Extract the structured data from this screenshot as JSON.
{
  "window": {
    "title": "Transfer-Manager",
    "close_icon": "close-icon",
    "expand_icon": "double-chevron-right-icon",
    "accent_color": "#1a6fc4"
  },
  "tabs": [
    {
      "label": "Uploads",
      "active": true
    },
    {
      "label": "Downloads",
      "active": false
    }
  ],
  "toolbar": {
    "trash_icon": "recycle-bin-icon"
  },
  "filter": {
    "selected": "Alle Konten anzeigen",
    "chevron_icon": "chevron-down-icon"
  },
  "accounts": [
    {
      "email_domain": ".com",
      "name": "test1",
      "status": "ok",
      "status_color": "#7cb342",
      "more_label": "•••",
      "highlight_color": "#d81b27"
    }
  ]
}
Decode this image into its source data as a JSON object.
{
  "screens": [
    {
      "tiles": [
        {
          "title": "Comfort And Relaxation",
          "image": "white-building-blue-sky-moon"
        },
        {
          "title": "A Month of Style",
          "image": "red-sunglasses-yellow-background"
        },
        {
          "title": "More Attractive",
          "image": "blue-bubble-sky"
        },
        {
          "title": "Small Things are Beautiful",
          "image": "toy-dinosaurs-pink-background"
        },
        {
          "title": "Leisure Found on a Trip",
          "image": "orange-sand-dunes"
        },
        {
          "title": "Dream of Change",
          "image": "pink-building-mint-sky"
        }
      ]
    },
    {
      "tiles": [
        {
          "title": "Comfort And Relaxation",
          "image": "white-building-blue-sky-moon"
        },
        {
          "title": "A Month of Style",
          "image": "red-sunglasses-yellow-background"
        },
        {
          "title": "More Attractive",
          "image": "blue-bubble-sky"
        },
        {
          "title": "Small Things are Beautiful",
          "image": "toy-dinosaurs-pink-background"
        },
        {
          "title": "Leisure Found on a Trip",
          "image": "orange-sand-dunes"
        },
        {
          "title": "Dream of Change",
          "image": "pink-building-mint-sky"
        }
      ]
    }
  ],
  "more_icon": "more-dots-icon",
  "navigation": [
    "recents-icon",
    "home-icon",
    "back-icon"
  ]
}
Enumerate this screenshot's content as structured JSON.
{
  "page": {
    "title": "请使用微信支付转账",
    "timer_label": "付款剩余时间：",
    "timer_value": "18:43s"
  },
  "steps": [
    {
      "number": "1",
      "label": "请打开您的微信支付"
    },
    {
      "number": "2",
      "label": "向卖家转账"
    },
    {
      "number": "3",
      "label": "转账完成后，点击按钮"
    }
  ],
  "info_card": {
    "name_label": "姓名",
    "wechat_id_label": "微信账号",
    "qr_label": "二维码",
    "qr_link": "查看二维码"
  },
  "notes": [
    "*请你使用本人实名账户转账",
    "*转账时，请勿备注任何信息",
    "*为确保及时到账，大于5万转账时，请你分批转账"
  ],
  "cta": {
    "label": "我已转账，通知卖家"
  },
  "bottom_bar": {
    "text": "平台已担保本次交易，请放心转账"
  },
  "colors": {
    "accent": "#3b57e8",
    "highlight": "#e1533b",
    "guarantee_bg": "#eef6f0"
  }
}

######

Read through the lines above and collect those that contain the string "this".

Extract the structured data from this screenshot as JSON.
Decode this image into its source data as a JSON object.
Enumerate this screenshot's content as structured JSON.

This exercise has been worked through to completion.